Content starts
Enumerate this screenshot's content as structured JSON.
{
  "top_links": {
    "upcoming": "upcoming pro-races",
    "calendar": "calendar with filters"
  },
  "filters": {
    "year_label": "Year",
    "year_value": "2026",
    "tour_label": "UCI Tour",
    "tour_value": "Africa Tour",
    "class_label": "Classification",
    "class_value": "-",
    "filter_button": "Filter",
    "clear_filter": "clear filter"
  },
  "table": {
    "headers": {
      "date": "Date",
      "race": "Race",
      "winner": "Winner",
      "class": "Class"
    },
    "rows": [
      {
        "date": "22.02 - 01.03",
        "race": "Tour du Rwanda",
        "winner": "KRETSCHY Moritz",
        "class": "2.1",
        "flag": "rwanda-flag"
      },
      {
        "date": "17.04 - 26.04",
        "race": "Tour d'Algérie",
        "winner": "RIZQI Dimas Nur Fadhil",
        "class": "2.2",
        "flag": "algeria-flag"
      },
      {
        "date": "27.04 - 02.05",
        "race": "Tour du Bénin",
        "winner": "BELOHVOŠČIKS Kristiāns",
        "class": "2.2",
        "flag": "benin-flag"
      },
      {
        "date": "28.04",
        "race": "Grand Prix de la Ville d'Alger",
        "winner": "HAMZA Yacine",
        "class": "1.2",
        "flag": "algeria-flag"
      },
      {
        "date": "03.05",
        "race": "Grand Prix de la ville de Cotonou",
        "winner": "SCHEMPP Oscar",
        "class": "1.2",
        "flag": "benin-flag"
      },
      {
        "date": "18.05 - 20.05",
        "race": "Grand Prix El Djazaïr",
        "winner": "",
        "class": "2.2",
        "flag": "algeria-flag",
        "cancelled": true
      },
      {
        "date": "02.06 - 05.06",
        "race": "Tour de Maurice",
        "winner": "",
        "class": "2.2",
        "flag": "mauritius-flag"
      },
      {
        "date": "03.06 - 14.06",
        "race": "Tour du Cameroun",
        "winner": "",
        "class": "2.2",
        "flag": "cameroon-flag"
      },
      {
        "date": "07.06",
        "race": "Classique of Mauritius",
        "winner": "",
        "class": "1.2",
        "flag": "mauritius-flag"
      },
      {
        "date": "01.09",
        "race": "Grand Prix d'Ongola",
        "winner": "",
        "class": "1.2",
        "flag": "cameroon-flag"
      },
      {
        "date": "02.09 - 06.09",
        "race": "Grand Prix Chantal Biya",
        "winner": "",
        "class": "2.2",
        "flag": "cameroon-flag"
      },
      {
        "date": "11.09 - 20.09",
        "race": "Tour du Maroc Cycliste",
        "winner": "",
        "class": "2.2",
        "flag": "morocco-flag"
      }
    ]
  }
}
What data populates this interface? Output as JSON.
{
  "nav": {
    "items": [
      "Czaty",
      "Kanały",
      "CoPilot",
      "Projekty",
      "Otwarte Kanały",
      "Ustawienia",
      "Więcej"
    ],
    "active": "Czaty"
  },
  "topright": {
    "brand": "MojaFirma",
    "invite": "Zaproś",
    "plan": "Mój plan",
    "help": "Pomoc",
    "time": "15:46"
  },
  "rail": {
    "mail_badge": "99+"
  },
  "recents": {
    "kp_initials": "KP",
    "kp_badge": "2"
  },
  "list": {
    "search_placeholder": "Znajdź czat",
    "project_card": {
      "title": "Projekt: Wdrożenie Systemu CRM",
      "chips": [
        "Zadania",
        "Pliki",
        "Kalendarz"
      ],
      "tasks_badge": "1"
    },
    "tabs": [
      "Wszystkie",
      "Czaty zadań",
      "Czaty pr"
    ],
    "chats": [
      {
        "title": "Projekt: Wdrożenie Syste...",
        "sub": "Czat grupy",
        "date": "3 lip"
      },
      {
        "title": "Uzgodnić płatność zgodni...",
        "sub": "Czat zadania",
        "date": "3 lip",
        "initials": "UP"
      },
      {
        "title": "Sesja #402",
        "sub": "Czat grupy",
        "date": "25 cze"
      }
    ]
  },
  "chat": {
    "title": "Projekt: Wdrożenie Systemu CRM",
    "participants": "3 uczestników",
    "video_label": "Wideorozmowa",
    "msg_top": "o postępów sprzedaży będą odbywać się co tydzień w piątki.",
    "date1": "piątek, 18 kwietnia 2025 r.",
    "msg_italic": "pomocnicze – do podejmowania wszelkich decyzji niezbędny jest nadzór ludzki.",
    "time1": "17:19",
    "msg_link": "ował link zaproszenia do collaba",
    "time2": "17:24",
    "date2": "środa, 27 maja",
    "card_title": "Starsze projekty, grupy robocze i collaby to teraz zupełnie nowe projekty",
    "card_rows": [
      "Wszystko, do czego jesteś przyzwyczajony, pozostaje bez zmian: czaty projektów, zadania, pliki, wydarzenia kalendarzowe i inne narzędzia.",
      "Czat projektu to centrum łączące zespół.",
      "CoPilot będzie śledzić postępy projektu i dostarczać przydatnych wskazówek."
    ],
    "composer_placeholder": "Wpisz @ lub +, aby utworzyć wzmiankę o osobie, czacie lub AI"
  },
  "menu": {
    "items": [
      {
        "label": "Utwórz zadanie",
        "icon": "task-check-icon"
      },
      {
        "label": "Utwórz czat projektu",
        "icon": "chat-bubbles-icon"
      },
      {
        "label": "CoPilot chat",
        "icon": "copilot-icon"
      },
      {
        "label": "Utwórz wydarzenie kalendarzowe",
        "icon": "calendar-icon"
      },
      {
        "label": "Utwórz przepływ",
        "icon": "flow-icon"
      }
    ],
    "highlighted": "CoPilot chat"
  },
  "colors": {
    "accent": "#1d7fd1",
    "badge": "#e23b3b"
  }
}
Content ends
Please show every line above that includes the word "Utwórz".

RESPONSE TO THIS TASK:
        "label": "Utwórz zadanie",
        "label": "Utwórz czat projektu",
        "label": "Utwórz wydarzenie kalendarzowe",
        "label": "Utwórz przepływ",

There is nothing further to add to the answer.